Return every line of the data that contains the string "percentage".

[Items from an interface collection]
========
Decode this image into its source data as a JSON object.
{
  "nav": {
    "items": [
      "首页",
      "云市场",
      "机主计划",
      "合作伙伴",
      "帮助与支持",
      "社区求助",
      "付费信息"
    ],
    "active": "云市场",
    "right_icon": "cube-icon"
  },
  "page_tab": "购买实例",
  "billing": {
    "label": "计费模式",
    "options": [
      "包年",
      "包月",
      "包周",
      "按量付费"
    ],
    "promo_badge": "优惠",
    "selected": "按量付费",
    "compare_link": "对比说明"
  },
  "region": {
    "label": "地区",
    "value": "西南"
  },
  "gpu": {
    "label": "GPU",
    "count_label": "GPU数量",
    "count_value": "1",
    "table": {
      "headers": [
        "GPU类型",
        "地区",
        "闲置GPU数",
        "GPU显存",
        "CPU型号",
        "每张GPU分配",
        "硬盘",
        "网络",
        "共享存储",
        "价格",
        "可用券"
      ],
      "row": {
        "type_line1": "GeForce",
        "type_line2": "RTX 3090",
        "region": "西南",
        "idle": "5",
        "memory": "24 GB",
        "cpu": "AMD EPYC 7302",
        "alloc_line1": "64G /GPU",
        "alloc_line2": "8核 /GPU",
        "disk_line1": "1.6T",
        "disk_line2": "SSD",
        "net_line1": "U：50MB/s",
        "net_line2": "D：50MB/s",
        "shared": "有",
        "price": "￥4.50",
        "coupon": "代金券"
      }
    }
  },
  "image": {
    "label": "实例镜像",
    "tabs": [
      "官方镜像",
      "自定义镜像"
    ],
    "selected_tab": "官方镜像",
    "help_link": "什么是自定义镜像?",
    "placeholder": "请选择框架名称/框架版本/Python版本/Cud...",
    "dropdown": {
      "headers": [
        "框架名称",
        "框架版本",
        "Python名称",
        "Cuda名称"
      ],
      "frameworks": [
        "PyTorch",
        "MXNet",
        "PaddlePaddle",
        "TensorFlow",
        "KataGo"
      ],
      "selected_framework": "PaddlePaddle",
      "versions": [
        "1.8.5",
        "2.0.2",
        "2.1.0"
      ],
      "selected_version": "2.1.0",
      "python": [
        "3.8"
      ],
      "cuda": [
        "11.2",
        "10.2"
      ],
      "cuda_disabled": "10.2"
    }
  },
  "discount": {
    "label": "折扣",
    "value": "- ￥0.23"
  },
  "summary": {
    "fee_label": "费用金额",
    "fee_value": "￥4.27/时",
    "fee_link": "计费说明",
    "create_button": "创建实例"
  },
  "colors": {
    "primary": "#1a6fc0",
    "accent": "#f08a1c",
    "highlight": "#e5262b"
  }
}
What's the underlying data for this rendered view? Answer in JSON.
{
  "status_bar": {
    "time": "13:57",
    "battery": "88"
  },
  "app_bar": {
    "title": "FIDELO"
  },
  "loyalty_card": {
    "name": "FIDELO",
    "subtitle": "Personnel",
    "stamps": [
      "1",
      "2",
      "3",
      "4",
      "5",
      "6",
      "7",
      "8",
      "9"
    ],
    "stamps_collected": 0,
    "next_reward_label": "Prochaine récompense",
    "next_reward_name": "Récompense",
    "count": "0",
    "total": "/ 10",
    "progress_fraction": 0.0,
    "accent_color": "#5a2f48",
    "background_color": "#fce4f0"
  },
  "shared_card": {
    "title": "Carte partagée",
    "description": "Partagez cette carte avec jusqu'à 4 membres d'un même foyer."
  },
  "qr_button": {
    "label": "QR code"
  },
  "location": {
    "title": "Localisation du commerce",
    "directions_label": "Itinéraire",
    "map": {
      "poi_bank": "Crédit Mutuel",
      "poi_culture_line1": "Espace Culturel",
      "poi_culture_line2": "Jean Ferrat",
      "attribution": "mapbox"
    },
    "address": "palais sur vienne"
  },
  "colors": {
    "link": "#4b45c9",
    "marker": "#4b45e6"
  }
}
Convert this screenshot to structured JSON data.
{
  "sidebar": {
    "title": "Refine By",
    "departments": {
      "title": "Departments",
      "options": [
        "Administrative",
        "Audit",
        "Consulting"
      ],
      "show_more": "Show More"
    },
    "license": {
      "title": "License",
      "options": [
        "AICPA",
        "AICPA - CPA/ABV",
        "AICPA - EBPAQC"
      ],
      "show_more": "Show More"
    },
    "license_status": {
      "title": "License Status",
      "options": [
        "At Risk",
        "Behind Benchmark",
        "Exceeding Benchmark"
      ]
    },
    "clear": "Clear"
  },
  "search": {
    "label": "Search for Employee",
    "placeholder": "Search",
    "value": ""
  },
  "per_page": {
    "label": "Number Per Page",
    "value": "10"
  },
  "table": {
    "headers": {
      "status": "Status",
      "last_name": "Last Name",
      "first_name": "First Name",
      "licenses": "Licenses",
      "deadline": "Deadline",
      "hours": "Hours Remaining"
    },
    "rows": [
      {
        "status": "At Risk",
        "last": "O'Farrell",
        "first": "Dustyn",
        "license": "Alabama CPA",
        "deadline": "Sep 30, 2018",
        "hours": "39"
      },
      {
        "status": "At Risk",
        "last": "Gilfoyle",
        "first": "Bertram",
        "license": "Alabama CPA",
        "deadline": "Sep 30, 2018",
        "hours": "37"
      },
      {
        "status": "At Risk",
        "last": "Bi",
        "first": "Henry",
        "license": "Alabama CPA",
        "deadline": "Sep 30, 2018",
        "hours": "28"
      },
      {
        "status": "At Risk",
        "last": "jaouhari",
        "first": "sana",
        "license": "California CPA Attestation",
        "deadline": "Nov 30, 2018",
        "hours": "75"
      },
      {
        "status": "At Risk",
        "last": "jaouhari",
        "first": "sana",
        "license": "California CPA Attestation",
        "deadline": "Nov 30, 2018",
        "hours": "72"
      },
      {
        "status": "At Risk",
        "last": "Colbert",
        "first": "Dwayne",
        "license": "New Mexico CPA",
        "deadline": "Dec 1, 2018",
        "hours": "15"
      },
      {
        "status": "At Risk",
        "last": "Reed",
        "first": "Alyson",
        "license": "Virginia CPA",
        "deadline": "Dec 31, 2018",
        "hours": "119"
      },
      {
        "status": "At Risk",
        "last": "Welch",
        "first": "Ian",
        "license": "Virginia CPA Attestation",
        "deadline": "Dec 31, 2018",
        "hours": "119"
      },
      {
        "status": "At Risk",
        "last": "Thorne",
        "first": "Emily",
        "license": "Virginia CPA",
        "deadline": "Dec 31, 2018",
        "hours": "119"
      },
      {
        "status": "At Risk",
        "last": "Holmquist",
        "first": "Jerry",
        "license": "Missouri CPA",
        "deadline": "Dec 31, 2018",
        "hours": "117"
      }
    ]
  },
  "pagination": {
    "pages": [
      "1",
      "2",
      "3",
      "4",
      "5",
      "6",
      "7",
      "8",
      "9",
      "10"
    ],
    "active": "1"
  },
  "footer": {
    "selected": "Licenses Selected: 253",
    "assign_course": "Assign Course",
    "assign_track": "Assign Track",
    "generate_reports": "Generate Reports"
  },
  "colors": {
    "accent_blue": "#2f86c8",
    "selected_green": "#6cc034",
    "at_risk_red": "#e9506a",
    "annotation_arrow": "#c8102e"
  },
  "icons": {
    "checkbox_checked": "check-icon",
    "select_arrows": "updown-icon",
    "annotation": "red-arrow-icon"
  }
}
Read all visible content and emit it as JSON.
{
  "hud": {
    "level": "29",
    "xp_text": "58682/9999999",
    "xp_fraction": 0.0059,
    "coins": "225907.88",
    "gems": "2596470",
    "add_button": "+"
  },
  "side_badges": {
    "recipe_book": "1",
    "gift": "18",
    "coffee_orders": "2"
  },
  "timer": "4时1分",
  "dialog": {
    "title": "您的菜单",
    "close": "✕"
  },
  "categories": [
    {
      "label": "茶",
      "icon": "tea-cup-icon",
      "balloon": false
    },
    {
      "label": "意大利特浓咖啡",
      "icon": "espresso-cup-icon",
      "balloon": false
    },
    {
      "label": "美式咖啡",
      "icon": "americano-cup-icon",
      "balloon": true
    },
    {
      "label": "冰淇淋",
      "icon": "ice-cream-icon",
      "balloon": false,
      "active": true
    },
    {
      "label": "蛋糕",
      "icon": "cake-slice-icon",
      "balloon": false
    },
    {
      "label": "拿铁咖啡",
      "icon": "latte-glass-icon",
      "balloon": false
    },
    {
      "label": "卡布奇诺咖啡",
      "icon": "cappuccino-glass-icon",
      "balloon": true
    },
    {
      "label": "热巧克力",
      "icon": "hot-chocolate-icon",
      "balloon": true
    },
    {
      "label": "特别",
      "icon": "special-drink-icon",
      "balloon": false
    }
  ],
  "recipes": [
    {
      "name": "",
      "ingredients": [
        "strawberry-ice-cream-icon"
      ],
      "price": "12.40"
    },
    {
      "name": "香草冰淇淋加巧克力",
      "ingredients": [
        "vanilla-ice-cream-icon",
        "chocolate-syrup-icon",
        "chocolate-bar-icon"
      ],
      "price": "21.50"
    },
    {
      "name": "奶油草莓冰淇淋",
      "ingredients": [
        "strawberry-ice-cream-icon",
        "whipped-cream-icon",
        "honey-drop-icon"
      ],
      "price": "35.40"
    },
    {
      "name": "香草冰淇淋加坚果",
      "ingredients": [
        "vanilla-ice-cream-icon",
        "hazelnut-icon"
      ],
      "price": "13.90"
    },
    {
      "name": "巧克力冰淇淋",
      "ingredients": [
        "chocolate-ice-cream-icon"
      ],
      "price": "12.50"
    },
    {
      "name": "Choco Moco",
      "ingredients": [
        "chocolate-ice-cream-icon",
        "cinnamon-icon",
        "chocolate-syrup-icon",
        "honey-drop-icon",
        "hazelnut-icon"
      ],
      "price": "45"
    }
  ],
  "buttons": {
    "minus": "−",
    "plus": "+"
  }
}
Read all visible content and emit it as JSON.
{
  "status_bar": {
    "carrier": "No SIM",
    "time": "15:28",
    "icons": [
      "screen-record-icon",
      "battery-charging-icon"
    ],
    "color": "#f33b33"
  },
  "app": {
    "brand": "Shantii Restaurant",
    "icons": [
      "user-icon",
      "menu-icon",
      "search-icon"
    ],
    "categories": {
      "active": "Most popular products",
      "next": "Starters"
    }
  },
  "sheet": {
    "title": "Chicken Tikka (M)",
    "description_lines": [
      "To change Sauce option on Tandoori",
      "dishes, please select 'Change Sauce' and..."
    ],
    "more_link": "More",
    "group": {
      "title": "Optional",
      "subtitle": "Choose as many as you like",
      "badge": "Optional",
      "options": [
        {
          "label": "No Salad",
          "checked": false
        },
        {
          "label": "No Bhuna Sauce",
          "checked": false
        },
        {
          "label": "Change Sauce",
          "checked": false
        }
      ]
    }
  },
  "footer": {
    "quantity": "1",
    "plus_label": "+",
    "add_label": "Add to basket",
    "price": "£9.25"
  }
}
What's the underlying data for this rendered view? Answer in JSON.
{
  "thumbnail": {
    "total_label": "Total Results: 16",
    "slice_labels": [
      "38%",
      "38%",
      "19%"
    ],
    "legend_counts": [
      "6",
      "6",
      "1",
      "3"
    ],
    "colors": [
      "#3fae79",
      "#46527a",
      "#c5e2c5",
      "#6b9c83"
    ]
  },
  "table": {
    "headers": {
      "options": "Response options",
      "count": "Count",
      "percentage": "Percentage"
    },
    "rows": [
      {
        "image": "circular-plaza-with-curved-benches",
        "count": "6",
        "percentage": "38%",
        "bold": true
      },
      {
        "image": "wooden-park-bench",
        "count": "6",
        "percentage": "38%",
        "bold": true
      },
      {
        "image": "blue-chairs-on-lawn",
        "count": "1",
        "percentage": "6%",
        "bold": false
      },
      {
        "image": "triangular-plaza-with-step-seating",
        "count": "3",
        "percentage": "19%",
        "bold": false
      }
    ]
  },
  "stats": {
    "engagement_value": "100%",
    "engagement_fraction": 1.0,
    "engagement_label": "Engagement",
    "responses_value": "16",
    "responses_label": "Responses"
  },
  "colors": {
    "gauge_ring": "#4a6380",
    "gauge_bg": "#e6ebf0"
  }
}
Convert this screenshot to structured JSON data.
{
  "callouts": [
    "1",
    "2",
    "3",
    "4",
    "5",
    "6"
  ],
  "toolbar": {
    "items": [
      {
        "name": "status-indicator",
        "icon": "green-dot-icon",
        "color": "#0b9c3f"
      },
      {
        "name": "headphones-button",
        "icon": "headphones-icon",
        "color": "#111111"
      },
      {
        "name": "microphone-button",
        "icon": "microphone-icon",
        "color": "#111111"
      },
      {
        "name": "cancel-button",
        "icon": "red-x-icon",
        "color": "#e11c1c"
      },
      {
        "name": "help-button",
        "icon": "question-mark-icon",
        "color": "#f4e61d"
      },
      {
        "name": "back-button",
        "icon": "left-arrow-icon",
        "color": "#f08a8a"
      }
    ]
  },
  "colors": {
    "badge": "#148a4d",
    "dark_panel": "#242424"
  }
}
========
EXERCISE SOLUTION
      "percentage": "Percentage"
        "percentage": "38%",
        "percentage": "38%",
        "percentage": "6%",
        "percentage": "19%",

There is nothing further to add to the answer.